Start of MATERIALS PROVIDED
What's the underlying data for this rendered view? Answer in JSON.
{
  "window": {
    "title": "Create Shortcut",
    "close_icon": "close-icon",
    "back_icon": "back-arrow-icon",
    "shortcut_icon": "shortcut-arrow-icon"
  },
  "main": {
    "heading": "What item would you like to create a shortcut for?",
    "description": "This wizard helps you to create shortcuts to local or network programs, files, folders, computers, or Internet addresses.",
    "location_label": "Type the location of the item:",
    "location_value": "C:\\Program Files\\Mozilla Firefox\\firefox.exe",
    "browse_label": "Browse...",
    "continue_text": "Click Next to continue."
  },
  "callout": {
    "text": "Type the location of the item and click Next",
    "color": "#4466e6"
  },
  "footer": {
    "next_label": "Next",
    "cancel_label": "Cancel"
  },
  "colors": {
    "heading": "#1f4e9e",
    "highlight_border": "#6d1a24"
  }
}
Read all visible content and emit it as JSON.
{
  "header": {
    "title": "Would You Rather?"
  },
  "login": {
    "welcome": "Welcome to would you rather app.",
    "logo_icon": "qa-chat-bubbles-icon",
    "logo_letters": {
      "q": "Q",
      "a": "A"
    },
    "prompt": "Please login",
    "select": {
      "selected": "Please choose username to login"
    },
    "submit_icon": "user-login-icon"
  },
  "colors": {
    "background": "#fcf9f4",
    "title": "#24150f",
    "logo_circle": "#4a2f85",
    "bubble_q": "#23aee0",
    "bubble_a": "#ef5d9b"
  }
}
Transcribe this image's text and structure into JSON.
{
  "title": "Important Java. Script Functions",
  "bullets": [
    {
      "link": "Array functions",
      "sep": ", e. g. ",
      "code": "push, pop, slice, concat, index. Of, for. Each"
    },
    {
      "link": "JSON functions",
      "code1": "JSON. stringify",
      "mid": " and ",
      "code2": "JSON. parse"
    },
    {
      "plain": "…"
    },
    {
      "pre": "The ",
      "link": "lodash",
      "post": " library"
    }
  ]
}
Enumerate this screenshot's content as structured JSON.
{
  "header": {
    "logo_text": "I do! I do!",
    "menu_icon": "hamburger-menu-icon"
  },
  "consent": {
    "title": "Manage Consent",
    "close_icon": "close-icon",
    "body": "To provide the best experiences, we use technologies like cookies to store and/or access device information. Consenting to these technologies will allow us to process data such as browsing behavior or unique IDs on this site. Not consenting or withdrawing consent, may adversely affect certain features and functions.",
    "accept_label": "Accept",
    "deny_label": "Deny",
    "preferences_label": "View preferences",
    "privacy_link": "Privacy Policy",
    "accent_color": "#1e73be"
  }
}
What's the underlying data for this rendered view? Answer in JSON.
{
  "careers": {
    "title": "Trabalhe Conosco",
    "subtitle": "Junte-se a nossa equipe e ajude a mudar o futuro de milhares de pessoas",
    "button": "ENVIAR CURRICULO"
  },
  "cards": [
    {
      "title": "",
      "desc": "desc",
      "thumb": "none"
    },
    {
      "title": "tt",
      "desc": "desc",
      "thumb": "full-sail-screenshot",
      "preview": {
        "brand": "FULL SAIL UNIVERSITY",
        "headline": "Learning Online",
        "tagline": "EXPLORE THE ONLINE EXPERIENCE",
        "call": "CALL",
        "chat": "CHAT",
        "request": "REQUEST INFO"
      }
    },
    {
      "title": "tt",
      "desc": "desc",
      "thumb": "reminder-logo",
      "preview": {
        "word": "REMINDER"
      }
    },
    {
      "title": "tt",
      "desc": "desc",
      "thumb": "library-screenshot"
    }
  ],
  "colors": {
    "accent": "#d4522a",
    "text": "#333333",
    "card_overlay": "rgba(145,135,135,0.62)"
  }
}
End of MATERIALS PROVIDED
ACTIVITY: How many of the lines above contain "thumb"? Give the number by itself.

TASK ANSWER: 4